> **TASK**: Filter out every line below that lacks "Poverty", and copy the rest.

*** Opening RECORDS SUPPLIED ***

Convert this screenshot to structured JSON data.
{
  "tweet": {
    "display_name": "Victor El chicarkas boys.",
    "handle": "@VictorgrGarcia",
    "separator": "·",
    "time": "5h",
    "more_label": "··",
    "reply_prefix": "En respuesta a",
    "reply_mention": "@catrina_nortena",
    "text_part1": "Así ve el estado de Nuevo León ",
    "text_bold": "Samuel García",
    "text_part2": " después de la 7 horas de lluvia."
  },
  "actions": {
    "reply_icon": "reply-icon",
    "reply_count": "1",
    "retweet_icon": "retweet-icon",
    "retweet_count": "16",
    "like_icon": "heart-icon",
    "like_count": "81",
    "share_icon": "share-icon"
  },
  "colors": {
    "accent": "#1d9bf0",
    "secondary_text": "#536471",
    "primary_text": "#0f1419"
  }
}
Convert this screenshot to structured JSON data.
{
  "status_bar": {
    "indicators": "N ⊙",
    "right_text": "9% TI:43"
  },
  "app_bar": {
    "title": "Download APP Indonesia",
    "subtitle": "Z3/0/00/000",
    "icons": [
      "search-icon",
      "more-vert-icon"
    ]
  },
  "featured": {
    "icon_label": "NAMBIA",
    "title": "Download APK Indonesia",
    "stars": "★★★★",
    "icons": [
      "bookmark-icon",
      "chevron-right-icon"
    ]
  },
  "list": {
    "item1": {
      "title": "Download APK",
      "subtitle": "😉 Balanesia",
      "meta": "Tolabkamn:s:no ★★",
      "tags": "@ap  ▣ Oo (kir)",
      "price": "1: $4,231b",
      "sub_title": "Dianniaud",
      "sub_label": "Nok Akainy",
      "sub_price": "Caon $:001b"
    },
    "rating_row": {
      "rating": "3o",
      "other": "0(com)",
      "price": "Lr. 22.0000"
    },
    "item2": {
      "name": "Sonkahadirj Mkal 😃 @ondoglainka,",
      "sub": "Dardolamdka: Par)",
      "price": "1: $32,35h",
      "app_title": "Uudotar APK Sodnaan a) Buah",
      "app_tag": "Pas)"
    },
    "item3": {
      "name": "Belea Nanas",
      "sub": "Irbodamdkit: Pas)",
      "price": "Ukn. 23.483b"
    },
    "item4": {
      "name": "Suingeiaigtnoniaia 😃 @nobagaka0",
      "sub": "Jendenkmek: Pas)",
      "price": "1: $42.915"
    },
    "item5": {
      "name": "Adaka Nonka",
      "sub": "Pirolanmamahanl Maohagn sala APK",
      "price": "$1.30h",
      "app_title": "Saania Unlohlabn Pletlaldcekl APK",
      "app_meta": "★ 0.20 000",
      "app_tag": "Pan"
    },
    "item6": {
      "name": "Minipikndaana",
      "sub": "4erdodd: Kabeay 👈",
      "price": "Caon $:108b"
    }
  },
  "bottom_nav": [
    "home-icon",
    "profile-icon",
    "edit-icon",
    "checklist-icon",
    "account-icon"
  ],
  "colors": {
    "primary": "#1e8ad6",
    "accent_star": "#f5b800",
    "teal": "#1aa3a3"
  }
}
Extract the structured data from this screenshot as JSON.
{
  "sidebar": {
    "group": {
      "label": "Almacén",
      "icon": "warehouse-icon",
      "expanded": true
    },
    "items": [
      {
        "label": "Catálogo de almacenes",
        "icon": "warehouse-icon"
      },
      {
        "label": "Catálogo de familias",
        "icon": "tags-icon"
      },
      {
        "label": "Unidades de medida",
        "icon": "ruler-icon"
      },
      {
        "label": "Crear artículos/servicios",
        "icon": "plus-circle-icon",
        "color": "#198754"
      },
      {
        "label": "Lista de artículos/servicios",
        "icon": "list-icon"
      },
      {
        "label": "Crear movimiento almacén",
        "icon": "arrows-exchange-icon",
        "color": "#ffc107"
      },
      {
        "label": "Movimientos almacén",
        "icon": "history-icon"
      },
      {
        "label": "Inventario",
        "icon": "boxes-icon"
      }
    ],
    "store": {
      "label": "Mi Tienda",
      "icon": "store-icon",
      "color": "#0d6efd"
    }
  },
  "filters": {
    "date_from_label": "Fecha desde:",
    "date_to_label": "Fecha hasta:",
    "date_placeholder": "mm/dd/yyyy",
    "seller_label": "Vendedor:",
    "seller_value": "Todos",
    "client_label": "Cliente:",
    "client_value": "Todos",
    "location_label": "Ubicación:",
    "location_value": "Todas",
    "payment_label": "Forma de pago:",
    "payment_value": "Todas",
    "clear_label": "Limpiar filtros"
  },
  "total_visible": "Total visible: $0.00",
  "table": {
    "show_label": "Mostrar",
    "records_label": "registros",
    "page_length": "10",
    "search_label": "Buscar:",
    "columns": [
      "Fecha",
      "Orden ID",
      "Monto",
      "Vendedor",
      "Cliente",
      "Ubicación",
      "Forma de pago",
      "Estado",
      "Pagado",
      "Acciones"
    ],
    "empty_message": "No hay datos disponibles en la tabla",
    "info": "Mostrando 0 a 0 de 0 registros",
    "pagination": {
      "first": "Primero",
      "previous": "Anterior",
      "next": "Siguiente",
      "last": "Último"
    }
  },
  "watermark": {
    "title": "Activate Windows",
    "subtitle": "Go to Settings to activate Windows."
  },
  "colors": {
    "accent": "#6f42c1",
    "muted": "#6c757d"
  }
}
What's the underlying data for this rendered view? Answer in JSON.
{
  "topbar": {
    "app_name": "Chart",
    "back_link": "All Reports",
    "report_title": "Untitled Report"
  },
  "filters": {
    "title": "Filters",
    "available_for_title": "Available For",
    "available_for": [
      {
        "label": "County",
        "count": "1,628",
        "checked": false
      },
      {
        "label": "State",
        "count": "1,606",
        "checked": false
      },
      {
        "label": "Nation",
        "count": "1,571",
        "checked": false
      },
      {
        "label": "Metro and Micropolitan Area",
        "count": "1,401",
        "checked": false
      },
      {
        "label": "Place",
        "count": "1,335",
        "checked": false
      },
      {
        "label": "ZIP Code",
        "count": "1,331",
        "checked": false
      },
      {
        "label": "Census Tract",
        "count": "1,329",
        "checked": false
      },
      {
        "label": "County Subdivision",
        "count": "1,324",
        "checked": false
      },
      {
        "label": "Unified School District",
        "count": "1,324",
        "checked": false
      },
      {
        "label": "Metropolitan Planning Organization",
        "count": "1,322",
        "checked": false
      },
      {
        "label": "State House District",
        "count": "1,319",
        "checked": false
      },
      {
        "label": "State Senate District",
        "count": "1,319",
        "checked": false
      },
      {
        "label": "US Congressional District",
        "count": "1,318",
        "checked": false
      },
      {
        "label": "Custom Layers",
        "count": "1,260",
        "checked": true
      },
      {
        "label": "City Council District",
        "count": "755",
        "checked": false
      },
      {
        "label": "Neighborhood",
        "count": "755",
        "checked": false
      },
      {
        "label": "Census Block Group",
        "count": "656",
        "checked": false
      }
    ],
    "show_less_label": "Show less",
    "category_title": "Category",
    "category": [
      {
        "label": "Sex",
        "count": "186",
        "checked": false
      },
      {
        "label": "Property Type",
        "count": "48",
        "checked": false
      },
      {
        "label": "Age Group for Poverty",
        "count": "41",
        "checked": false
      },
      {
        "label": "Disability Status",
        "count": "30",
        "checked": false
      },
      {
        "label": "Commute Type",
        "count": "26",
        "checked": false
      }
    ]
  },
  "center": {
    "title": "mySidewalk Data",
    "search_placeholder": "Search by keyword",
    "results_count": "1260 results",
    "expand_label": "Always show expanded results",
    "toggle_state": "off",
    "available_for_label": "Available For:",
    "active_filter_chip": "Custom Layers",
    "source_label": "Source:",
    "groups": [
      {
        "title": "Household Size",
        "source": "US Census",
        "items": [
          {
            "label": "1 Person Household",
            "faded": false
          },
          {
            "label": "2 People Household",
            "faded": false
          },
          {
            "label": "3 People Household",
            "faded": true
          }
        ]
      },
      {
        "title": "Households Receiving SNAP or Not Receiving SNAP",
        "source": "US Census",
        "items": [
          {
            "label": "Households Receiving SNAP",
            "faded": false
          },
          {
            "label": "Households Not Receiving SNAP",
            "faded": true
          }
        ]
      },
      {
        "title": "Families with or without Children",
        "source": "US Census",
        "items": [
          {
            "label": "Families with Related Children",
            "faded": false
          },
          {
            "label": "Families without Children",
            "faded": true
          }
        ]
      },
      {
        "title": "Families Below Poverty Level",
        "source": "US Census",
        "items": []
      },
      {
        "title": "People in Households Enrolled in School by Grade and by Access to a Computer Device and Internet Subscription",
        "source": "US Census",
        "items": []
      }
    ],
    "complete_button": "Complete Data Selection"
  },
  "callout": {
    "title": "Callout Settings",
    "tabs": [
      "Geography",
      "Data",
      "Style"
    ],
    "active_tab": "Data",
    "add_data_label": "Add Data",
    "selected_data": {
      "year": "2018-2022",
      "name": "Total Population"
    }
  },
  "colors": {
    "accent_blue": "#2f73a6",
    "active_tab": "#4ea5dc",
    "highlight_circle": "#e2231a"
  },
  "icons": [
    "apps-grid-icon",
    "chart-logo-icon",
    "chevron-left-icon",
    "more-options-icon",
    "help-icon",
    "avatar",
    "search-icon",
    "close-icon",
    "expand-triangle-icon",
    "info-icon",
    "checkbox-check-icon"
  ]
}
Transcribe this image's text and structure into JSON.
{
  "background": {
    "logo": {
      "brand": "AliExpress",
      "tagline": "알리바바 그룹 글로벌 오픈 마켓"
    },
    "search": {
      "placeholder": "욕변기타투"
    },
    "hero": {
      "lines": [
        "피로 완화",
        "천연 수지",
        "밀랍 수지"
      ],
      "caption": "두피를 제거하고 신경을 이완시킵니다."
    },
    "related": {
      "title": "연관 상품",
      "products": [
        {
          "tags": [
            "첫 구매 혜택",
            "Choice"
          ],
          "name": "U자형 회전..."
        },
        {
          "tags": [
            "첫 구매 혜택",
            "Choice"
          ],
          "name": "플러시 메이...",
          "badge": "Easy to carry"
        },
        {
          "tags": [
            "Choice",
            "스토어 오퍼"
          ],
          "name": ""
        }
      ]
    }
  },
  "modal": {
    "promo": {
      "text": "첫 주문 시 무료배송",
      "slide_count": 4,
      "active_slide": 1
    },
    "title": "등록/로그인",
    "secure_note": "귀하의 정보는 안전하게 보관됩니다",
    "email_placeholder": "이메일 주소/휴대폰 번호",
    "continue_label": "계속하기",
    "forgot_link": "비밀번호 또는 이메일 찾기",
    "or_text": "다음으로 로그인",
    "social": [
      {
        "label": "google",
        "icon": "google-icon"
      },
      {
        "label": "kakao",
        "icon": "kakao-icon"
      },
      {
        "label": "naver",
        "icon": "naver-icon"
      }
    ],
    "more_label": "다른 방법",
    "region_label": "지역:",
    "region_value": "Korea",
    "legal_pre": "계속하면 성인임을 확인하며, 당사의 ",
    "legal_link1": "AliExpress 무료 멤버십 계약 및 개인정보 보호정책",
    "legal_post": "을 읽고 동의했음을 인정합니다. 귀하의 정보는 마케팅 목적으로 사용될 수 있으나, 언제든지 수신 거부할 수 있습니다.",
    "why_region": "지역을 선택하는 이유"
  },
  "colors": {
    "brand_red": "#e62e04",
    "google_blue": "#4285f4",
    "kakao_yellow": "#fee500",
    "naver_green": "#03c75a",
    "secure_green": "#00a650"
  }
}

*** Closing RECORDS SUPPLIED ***

> **PROBLEM SOLUTION**:
        "label": "Age Group for Poverty",
        "title": "Families Below Poverty Level",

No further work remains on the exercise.